Montag, 27. Februar 2012

LFT Tracker Howto

Hi folks!

This time I'm back fulfilling a request by therobomaker957 on how to use lft's chiptune tracker to compose a chiptune and run the tune on an Arduino.
Well, at first, you should grab every piece of code and script from my earlier post. Then, you have to compile the tracker. Assuming you run Ubuntu oder Debian, you'll need build-essential and libsdl for this. Currently, I see no way to rund the tracker in Windows. Perhaps it'll work with cygwin, but it certainly doesn't work with a VirtualBox image of Ubuntu. I tried that before and got no sound out of it.
But before you run the tracker, I think it's time for some overview of creating music using with this concept from the early days of computer music. As the name hints at, you arrange your tune by placing key-ons and key-offs (a bit like MIDI) into several tracks. Within lft's environment, you can have four tracks in parallel, meaning you can play up to four different instruments at the same time - or the same instrument four times, e.g. to play a chord.
You can put your key-ons (key strokes) into a column of 32 rows, making one track. So if you wanted to play a beat at quarter notes for example, you'd put a note at every fourth line, leaving the rest blank (---). You can use the keyboard to enter different pitches like this (switch octaves with < and >):



This is actually the same as in FastTracker II oder MadTracker, if you've ever worked with these before.
Now, when you run the tracker (don't forget to specify a song file!), you'll see something like this:

On the right, there's the instrument editor (for an explanation of the various commands and key bindings, see lft's tracker readme file in the source zip). In the middle, you can edit the current track (0-128). On the left, you can arrange the different tracks you created into a song. Just enter the number of a track in every of the four different song columns and that track will be played there.
When you're done with editing, save your song - and then export it. The export will create an assembly source file. It contains two song configuration values (length and maxtrack) and a static array of values. However, this array is NOT the one you can paste into the chiptune Arduino sketch. As I couldn't find out how the array in the assembly file and the one in the Arduino sketch were related, I simply had the source file compiled into an object file. Then I dumped the contents of the object file and there it was - the data I needed to paste into the sketch. In the end I wrote a small script (which also uses a simple Java parser) to automate this job of compiling and dumping the assembly stuff.
If you run my script on an exported song (.s file), you should be able to get another file containing the data you can paste into your sketch. All that's left to to then is to adjust the values of MAXTRACK and SONGLEN according to the exported song and you should be the proud owner of your own chiptune playing on your favourite bit of hardware.
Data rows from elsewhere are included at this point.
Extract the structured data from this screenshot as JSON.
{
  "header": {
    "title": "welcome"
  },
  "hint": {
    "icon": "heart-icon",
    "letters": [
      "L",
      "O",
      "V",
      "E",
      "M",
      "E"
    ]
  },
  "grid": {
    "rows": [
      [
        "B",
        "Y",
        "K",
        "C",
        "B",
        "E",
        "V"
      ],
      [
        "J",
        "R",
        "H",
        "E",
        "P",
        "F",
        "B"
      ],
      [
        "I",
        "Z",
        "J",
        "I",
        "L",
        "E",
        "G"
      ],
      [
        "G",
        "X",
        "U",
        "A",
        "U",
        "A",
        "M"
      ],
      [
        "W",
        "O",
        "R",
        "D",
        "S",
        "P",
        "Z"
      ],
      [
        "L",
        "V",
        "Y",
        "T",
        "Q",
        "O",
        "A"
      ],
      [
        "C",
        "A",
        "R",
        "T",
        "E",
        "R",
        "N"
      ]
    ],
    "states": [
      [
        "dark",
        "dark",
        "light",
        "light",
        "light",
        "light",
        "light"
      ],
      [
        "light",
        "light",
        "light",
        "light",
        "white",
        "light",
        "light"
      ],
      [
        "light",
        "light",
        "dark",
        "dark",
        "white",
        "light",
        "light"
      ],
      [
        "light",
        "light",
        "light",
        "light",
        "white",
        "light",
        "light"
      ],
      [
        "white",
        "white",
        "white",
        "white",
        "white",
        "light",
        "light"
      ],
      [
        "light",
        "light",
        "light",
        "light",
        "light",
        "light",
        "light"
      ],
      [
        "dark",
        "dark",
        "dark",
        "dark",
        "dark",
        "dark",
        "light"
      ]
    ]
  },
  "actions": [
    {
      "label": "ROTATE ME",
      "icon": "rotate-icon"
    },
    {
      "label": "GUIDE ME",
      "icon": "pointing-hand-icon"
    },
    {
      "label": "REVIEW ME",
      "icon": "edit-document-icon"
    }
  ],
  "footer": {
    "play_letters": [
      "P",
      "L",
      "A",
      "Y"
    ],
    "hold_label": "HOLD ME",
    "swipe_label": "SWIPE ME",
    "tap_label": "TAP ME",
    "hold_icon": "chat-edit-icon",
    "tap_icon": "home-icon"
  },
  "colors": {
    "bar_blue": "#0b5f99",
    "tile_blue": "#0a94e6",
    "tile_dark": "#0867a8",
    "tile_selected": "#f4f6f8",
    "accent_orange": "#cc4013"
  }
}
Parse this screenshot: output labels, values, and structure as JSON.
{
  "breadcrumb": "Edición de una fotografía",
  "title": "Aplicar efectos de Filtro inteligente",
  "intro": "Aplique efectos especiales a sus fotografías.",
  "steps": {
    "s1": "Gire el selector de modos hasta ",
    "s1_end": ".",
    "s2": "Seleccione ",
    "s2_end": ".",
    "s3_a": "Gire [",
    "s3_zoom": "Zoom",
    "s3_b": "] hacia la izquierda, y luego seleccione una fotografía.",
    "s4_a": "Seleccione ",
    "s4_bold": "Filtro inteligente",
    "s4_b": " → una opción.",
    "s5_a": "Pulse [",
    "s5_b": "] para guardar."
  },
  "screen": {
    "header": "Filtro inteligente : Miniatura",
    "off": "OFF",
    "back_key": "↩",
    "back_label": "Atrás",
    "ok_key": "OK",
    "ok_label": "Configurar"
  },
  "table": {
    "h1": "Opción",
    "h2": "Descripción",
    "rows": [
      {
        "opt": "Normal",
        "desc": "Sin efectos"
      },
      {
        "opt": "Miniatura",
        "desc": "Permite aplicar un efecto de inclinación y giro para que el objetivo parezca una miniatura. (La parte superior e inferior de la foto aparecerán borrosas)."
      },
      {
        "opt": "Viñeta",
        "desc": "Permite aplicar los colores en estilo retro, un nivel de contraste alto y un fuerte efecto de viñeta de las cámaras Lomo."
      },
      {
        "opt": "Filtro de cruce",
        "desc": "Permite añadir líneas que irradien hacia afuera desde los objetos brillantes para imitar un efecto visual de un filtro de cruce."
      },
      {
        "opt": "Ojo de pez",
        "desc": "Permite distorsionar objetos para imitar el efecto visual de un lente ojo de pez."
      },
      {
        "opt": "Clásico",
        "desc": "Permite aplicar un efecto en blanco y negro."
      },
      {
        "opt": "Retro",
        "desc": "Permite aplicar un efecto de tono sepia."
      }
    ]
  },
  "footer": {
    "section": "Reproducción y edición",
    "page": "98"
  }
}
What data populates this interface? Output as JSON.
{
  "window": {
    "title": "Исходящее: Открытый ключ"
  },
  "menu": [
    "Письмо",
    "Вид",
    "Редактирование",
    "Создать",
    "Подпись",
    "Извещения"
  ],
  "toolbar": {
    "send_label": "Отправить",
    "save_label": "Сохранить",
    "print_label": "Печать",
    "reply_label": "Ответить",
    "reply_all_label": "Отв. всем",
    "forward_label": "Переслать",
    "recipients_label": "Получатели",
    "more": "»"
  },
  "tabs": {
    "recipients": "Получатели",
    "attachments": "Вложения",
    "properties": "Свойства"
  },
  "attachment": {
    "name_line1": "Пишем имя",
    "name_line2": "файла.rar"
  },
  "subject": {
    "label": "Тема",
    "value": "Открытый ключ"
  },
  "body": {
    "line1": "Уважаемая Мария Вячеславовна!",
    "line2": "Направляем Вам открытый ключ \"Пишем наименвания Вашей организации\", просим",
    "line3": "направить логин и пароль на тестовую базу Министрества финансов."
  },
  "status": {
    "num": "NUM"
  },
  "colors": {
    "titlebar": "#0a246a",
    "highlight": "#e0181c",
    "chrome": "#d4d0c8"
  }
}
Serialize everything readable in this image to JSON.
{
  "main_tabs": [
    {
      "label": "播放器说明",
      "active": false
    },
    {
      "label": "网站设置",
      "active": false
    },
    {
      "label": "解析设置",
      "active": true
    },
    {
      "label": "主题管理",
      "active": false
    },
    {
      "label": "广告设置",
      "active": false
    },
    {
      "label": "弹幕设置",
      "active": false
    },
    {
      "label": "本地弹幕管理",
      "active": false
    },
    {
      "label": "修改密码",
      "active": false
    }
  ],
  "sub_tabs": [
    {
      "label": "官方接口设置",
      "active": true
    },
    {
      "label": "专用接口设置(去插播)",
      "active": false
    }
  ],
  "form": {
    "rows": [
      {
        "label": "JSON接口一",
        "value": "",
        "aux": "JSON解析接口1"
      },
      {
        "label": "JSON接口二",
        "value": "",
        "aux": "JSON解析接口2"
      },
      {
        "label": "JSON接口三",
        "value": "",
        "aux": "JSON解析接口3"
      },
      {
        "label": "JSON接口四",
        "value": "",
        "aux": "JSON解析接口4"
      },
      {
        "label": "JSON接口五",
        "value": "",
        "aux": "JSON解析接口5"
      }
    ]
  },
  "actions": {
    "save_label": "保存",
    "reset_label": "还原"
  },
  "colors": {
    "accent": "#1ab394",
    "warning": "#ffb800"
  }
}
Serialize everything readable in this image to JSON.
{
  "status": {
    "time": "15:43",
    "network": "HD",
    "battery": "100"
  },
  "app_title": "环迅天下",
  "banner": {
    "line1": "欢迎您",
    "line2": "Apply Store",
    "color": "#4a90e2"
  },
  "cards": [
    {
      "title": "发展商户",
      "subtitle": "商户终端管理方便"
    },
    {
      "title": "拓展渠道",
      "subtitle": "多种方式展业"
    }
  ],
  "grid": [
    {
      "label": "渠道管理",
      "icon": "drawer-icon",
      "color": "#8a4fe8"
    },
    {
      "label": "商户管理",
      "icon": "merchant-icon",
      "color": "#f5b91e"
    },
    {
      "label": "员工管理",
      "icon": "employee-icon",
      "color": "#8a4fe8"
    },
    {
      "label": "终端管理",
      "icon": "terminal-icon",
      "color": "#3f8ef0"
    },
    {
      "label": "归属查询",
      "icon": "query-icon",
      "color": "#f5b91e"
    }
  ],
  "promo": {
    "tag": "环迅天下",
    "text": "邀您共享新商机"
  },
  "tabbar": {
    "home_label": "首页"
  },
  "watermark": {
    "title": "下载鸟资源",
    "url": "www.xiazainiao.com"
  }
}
Hope this helps (works, even!).

Kommentare:

  1. I managed to make tracker, open it work in it, save a file, export a file, but I can't seem to get your script working:

    java Songcoverter exported.s does nothing at all (maybe because I have 64-bit install)

    AntwortenLöschen
  2. Hi! Perhaps you need to recompile the converter first: "rm *.class" and then "javac SongConverter.java". You will need a JDK for this (openjdk-7-jdk) and to run the whole thing, build-essentials must be installed (as it contains the required gcc). Were there any error messages when running the line you quoted? Cheers!

    AntwortenLöschen
  3. Hey. I tried to download converter script, but the link is broken. Can you please upload it again?

    AntwortenLöschen